Task requirements.
Search the entries for the word "name" and return every line where it is found.

Element data from apps and pages
Start of Block

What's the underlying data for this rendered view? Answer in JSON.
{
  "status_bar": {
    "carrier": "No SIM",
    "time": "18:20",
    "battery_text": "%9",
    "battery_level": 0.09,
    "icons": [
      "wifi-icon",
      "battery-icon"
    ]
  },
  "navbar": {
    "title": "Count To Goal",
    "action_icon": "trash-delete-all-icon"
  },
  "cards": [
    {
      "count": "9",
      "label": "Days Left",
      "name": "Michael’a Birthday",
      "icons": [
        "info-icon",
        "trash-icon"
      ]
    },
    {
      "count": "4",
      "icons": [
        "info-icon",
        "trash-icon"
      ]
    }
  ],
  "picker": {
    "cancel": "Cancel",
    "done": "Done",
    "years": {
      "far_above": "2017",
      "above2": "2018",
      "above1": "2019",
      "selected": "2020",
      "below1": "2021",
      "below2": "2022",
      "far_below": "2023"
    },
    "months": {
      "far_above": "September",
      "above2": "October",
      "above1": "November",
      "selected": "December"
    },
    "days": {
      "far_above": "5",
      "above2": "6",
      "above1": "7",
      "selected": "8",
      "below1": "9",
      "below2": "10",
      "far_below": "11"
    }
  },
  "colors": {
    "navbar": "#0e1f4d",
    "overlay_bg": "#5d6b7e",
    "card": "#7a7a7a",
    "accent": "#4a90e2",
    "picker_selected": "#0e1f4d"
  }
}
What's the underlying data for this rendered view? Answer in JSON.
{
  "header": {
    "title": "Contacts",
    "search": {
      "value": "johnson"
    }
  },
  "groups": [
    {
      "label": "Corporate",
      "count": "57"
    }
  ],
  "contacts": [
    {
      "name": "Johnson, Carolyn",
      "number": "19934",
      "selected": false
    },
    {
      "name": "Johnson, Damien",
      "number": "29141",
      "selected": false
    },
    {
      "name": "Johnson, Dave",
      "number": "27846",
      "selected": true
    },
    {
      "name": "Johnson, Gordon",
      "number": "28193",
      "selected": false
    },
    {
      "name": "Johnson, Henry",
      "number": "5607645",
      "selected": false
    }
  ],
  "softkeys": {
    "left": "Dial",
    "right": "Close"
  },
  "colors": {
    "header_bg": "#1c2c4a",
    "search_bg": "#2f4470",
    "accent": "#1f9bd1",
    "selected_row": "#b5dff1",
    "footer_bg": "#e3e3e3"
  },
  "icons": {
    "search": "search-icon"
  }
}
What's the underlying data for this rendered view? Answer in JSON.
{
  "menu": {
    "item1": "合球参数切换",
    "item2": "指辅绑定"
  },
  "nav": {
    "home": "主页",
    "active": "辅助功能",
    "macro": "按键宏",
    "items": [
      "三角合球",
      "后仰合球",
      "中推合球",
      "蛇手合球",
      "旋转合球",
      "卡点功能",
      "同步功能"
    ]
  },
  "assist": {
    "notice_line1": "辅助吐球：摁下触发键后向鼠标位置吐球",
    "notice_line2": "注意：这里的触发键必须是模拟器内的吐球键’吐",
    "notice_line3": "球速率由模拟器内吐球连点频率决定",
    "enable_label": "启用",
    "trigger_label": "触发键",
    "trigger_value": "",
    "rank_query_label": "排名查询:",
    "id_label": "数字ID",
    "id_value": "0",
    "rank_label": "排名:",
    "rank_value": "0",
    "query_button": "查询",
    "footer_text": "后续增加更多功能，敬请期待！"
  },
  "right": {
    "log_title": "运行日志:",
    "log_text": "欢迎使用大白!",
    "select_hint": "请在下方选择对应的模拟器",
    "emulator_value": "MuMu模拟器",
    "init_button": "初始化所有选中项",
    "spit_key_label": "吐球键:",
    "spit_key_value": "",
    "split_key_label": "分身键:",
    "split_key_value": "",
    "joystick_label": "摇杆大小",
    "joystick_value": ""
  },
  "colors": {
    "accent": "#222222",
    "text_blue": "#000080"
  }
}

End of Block

Reply to the exercise.
      "name": "Michael’a Birthday",
      "name": "Johnson, Carolyn",
      "name": "Johnson, Damien",
      "name": "Johnson, Dave",
      "name": "Johnson, Gordon",
      "name": "Johnson, Henry",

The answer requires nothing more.